We had a fascinating and eye opening day out on Tuesday, visiting Gary Jolliffe at Till the Coast is Clear with a group of PNN members. The morning was spent sorting more than a third of a tonne of waste recovered from a single estuary in the South Hams. This was just a fifth of the waste collected from this one site and it was quite a site. As well as hundreds of dog balls, plastic bottles, plastic bags and scraps of fishing net, we found a doll, several traffic cones and much more.
After a well earned pasty and a coffee we headed out to Soar Mill Cove to do some beach cleaning. Happily there wasn’t quite as much plastic on this magnificent beach but what we did find was equally troubling. At the back of the beach we found thousands and thousands of tiny plastic pellets, known as Nurdles, that are the raw material used in all moulded plastics. It was shocking to see the quantity of Nurdles in such an idyllic spot and we spent a long time picking them up (but not really making a dent). There are ways of removing large quantities of Nurdles from beaches, with organisations like Nurdles.org.uk providing equipment for the purpose but as we were armed with only our trusty litter pickers and our hands, there was little we could do. All of us left the beach uplifted by it’s beauty but saddened by the carelessness that leads to such extensive plastic pollution.
On March the 22nd we took a group of PNN members over to the Moor Trees nursery in Dartington, Devon for our first Field Networking event. We spent the day learning about the work that Moor Trees do and getting stuck in, clearing and digging out beds and transplanting saplings.
Moor Trees is an independent charity dedicated to restoring native woodland on Dartmoor and in South Devon. They aim to improve the environment and connect people with their forest heritage.
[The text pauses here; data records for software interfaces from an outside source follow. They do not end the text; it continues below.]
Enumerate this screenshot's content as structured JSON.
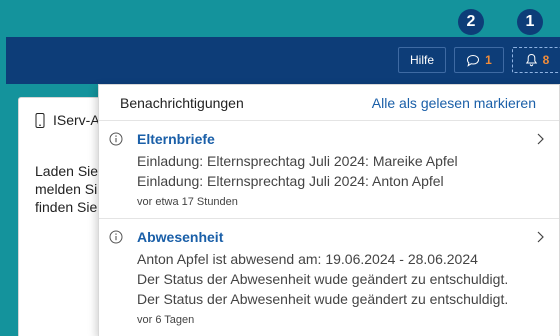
{
  "topbar": {
    "help_label": "Hilfe",
    "chat_count": "1",
    "bell_count": "8",
    "chat_icon": "chat-bubble-icon",
    "bell_icon": "bell-icon"
  },
  "markers": [
    "2",
    "1"
  ],
  "background_panel": {
    "title": "IServ-A",
    "text": "Laden Sie\nmelden Si\nfinden Sie"
  },
  "notifications": {
    "header_title": "Benachrichtigungen",
    "mark_all_read": "Alle als gelesen markieren",
    "items": [
      {
        "title": "Elternbriefe",
        "lines": [
          "Einladung: Elternsprechtag Juli 2024: Mareike Apfel",
          "Einladung: Elternsprechtag Juli 2024: Anton Apfel"
        ],
        "time": "vor etwa 17 Stunden"
      },
      {
        "title": "Abwesenheit",
        "lines": [
          "Anton Apfel ist abwesend am: 19.06.2024 - 28.06.2024",
          "Der Status der Abwesenheit wude geändert zu entschuldigt.",
          "Der Status der Abwesenheit wude geändert zu entschuldigt."
        ],
        "time": "vor 6 Tagen"
      }
    ]
  },
  "colors": {
    "page_background": "#14939c",
    "topbar": "#0d3d78",
    "badge_count": "#f08c3a",
    "link": "#1a5fa8"
  }
}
If you’d like to find out more about Moor Trees and learn how to support them visit their website: https://moortrees.org/get-involved/